BEGIN TASK INPUT
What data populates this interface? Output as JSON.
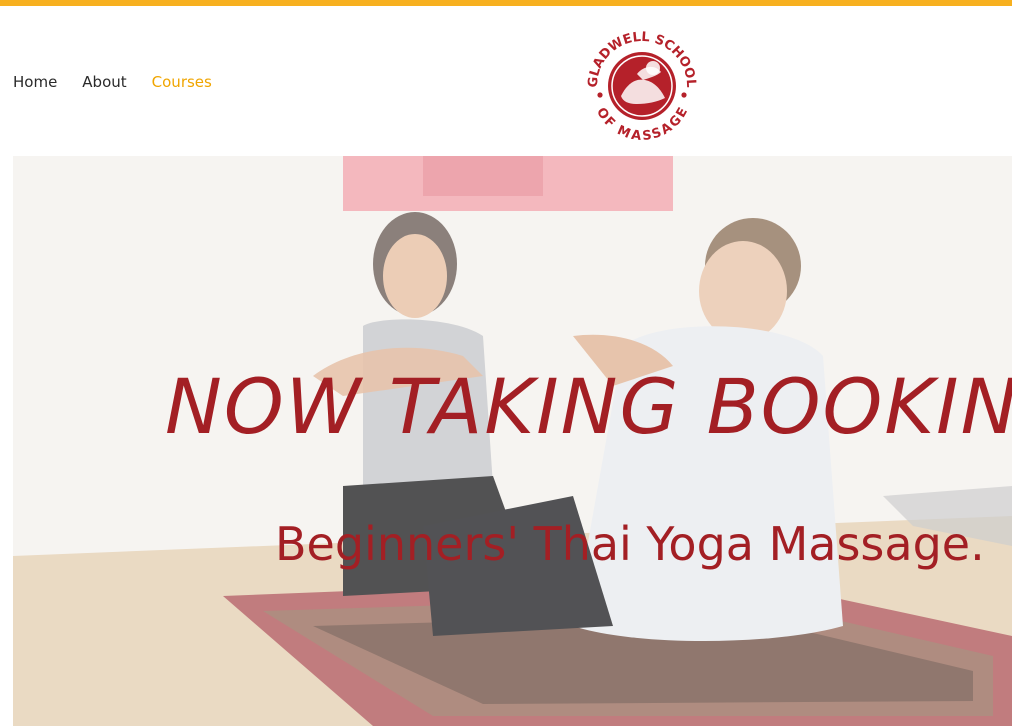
{
  "nav": {
    "items": [
      {
        "label": "Home",
        "active": false
      },
      {
        "label": "About",
        "active": false
      },
      {
        "label": "Courses",
        "active": true
      }
    ],
    "active_color": "#f0a500"
  },
  "logo": {
    "alt": "Gladwell School of Massage",
    "ring_text": "GLADWELL SCHOOL OF MASSAGE",
    "color": "#b5212a"
  },
  "hero": {
    "title": "NOW TAKING BOOKING",
    "subtitle": "Beginners' Thai Yoga Massage.",
    "text_color": "#a31f24"
  },
  "accent": "#f7b01f"
}
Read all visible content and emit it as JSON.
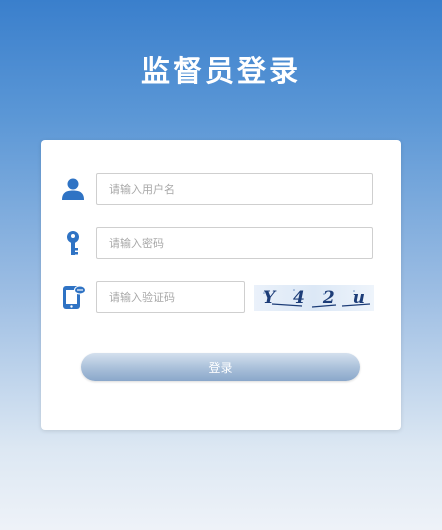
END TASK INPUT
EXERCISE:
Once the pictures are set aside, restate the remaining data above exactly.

EXERCISE ANSWER:
What data populates this interface? Output as JSON.
{
  "nav": {
    "items": [
      {
        "label": "Home",
        "active": false
      },
      {
        "label": "About",
        "active": false
      },
      {
        "label": "Courses",
        "active": true
      }
    ],
    "active_color": "#f0a500"
  },
  "logo": {
    "alt": "Gladwell School of Massage",
    "ring_text": "GLADWELL SCHOOL OF MASSAGE",
    "color": "#b5212a"
  },
  "hero": {
    "title": "NOW TAKING BOOKING",
    "subtitle": "Beginners' Thai Yoga Massage.",
    "text_color": "#a31f24"
  },
  "accent": "#f7b01f"
}
Read all visible content and emit it as JSON.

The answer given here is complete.